It’s still strange to me when Japanese ask, “Are you a Christian?” because for me being a Christian is normal. I grew up in a church-going family and while as a boy I was aware of other religions and had Jewish classmates, Christianity was practically all that I knew. The question still feels weird. It sometimes comes from women wearing crosses or crucifixes around their necks as a fashion. I indicate their accessory and ask if they are Christian, then they return the inquiry. Even among literate, educated people there is confusion evident, for example, when they ask you “What religion are you?” when what they really mean is “What denomination are you?” Although, to be honest, I’ve encountered plenty of the same from Canadians wrongly imagining Protestantism and Catholicism as separate religions. In any event, back to the question. “Are you a Christian?” reminds me that it is not the norm here.

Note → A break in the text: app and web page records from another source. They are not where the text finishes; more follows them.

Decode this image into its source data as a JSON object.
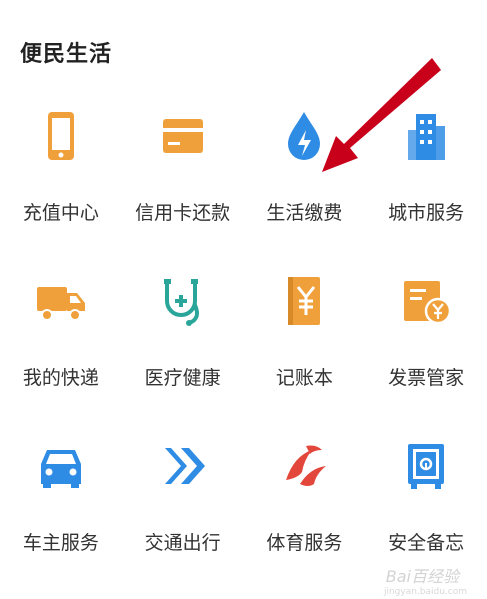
{
  "section": {
    "title": "便民生活"
  },
  "colors": {
    "orange": "#F0A03A",
    "blue": "#2F8CE5",
    "teal": "#29A59A",
    "red": "#E3473B",
    "arrow": "#C8001A"
  },
  "items": [
    {
      "label": "充值中心",
      "icon": "phone-icon"
    },
    {
      "label": "信用卡还款",
      "icon": "credit-card-icon"
    },
    {
      "label": "生活缴费",
      "icon": "utility-drop-bolt-icon"
    },
    {
      "label": "城市服务",
      "icon": "city-building-icon"
    },
    {
      "label": "我的快递",
      "icon": "delivery-truck-icon"
    },
    {
      "label": "医疗健康",
      "icon": "medical-stethoscope-icon"
    },
    {
      "label": "记账本",
      "icon": "ledger-book-yuan-icon"
    },
    {
      "label": "发票管家",
      "icon": "invoice-yuan-icon"
    },
    {
      "label": "车主服务",
      "icon": "car-icon"
    },
    {
      "label": "交通出行",
      "icon": "transport-chevrons-icon"
    },
    {
      "label": "体育服务",
      "icon": "sports-emblem-icon"
    },
    {
      "label": "安全备忘",
      "icon": "safe-box-icon"
    }
  ],
  "watermark": {
    "text": "Bai百经验",
    "sub": "jingyan.baidu.com"
  }
}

Japanese who are religious - Buddhists, Shintoists or Christians - are not members of congregations or denominations. That’s not how they conceptualize their religious participation. Instead, they are “followers” of sects. That’s how you always here it whenever such a thing is reported in the news: “The pastor of X Church, which has 300 followers, was charged with fraud.” I think there is no Japanese word for “denomination.” The same word that translates as “sect” is the closest you can get to it even though “sect” has a very different, decidedly negative meaning in English.
I think this testifies to a different idea of how people form groups and participate in communal life here. Despite the fact that in modern times Japanese culture has changed remarkably, the old values and social patterns remain surprisingly - or not so surprisingly - strong among the young and under the skin. Japan is a very hierarchical society and perhaps the idea of a Christian pastor as a shepherd, a ministering person who leads only where the flock directs him, is fundamentally alien. Japanese need to follow leaders - teachers, coaches, team captains, office managers, political faction heads, voluntary leaders of neighborhood associations (responsible for neighborhood patrols and summer festivals), “schools” of tea ceremony, kabuki acting, ikebana flower arranging, shogi chess, stoneware ceramics and martial arts sects, yakuza crime syndicates (the Japanese mafia even have offices with signs announcing them - “Yamaguchi Gang Office” - making it easier for police to locate them), condominium superintendents, hotel general managers, etc. Japanese always defer to and authority, a “sempai” - which, coincidentally, explains why trial by jury is a useless idea in this culture. It backfires. When it was tried during the American Occupation, jurymen always deferred to the opinion of the eldest male member.